US3482768 *Feb 28, 1968Dec 9, 1969Gardner Denver CoCompressor control system
US3874828 *Nov 12, 1973Apr 1, 1975Gardner Denver CoRotary control valve for screw compressors
US3936249 *Sep 24, 1974Feb 3, 1976Hokuetsu Kogyo Co., Ltd.Rotary compressor of oil cooling type with appropriate oil discharge circuit
GB1237333A * Title not available
Referenced by
Citing PatentFiling datePublication dateApplicantTitle
US4655698 *Jul 26, 1985Apr 7, 1987The United States Of America As Represented By The Secretary Of The NavyCompressor-scavenging eductor system
US4758138 *Jun 6, 1986Jul 19, 1988Svenska Rotor Maskiner AbOil-free rotary gas compressor with injection of vaporizable liquid
US4762469 *Mar 3, 1986Aug 9, 1988American Standard Inc.Rotor anti-reverse rotation arrangement in a screw compressor

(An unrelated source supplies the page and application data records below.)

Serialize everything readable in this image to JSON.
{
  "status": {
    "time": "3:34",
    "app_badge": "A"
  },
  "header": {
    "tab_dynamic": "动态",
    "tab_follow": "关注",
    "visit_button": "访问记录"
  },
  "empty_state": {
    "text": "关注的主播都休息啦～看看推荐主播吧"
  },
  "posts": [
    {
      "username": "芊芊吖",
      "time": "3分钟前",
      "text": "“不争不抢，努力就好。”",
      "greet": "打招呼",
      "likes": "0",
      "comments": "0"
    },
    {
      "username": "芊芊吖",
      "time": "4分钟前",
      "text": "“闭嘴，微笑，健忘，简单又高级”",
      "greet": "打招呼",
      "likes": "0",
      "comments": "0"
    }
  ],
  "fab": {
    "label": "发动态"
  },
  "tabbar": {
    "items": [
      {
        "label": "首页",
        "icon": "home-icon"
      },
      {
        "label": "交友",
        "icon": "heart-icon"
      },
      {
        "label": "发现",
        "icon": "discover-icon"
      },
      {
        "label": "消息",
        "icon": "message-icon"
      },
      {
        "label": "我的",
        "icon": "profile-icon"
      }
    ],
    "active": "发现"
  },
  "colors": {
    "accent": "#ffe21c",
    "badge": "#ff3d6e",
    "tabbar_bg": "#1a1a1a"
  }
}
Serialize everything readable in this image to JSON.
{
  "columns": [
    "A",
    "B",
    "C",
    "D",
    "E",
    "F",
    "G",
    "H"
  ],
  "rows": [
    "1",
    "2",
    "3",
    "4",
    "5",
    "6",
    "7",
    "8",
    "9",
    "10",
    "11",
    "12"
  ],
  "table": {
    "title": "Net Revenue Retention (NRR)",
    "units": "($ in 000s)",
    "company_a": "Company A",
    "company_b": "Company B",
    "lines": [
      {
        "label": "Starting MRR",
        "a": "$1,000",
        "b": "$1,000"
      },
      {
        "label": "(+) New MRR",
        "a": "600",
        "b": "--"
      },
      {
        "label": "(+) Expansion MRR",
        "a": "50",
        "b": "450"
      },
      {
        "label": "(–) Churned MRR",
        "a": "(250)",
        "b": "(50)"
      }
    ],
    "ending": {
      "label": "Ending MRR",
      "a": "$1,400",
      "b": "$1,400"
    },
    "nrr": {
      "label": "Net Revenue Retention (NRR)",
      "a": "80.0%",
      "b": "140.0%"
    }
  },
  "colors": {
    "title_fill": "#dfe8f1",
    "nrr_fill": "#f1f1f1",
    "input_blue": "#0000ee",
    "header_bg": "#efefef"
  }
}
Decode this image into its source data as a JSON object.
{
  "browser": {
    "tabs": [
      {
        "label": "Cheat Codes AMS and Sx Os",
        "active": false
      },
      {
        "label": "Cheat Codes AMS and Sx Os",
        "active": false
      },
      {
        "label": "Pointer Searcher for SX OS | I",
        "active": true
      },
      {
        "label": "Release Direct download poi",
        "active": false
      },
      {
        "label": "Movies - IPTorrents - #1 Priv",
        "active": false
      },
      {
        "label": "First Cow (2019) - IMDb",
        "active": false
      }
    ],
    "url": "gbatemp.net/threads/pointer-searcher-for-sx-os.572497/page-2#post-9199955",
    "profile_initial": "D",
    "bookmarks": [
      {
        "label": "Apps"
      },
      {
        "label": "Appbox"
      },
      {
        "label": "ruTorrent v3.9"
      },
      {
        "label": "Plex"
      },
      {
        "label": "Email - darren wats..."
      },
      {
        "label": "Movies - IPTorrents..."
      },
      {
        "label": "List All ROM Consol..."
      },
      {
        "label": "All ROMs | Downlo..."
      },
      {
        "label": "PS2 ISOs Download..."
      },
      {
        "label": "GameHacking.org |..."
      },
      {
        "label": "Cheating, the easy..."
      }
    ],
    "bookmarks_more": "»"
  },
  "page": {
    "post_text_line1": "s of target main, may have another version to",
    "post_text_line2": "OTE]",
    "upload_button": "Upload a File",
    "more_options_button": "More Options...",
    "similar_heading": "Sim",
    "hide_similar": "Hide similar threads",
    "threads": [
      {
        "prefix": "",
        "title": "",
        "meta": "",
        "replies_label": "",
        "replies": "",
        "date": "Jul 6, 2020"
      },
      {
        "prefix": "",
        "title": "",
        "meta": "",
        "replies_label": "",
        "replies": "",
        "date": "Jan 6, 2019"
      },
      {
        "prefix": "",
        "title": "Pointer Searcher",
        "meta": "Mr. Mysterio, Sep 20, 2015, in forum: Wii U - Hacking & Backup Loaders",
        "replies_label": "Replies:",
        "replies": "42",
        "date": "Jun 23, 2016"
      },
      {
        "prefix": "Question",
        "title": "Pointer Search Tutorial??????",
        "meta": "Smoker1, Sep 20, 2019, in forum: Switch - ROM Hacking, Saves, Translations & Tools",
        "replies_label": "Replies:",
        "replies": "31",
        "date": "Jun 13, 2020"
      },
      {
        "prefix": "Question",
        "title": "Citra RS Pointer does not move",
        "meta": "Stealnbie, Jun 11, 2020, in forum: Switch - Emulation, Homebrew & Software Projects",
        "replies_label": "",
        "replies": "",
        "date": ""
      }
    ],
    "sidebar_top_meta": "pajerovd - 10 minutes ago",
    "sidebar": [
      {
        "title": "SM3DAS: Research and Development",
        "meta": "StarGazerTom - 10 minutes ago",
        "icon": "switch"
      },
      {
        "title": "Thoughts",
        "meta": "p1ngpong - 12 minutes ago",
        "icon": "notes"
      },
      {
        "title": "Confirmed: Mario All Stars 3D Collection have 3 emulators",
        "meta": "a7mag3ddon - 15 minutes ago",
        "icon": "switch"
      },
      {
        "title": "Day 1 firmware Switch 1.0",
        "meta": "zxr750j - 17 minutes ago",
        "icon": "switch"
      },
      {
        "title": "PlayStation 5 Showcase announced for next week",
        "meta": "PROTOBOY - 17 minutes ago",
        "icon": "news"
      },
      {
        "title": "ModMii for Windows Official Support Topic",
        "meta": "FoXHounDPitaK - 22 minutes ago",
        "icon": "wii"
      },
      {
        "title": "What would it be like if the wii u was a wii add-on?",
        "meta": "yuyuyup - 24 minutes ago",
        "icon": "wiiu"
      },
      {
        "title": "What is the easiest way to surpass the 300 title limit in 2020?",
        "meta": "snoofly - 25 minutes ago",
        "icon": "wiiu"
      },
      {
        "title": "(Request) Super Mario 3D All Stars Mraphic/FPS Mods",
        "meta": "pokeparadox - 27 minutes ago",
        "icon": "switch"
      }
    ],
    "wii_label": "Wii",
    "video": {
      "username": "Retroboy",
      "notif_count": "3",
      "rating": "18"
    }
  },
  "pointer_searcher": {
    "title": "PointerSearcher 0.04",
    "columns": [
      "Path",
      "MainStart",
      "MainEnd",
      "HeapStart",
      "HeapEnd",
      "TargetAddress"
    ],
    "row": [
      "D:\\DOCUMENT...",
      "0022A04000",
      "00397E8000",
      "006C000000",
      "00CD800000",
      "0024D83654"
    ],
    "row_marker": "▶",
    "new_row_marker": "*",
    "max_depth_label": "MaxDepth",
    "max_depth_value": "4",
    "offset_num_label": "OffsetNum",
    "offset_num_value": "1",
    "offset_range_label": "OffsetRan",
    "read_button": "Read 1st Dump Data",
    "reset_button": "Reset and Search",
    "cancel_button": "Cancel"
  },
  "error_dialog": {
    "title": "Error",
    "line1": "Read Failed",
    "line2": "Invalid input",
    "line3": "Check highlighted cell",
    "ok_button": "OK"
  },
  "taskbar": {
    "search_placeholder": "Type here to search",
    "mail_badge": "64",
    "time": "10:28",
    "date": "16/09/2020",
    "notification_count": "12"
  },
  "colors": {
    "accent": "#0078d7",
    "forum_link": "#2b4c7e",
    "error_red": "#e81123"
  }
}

US5195881 *Jan 21, 1992Mar 23, 1993George Jr Leslie CScrew-type compressor/expander with valves at each axial end of rotors
US5509273 *Feb 24, 1995Apr 23, 1996American Standard Inc.Gas actuated slide valve in a screw compressor
US5979168 *Jul 15, 1997Nov 9, 1999American Standard Inc.Single-source gas actuation for screw compressor slide valve assembly
US7201569 *Jun 2, 2005Apr 10, 2007Bitzer Kuehlmaschinenbau GmbhScrew compressor
US8096288 *Oct 7, 2008Jan 17, 2012Eaton CorporationHigh efficiency supercharger outlet
US8459963 *Oct 10, 2007Jun 11, 2013Carrier CorporationScrew compressor pulsation damper
US8794941Aug 29, 2011Aug 5, 2014Oscomp Systems Inc.Compressor with liquid injection cooling
US20100202904 *Oct 10, 2007Aug 12, 2010Carrier CorporationScrew compressor pulsation damper
US20120020824 *Jul 3, 2011Jan 26, 2012Paul Xiubao HuangRoots supercharger with a shunt pulsation trap
CN100436826CFeb 7, 2007Nov 26, 2008烟台冰轮股份有限公司Screw bolt compressor suitable for parallel system and having low loading start up function
CN101925745BJan 23, 2009Apr 10, 2013大金工业株式会社Screw compressor
EP2209968A1 *Oct 10, 2007Jul 28, 2010Carrier CorporationSlide valve system for a screw compressor
WO1995018945A1 *Jan 10, 1995Jul 13, 1995Anthony N FrescoCooling and sealing rotary screw compressors
WO2002077461A1 *Mar 14, 2002Oct 3, 2002Atlas Copco Airpower NvWater-injected volumetric compressor
WO2009048447A1 *Oct 10, 2007Apr 16, 2009Carrier CorpSlide valve system for a screw compressor
Classifications
U.S. Classification418/87, 418/DIG.1, 418/97
International ClassificationF04C28/12, F04C29/04, F04C28/06, F04C29/00, F04C29/02, F04C18/16
Cooperative ClassificationF04C28/125, F04C29/0014, Y10S418/01
European ClassificationF04C29/00B2, F04C28/12B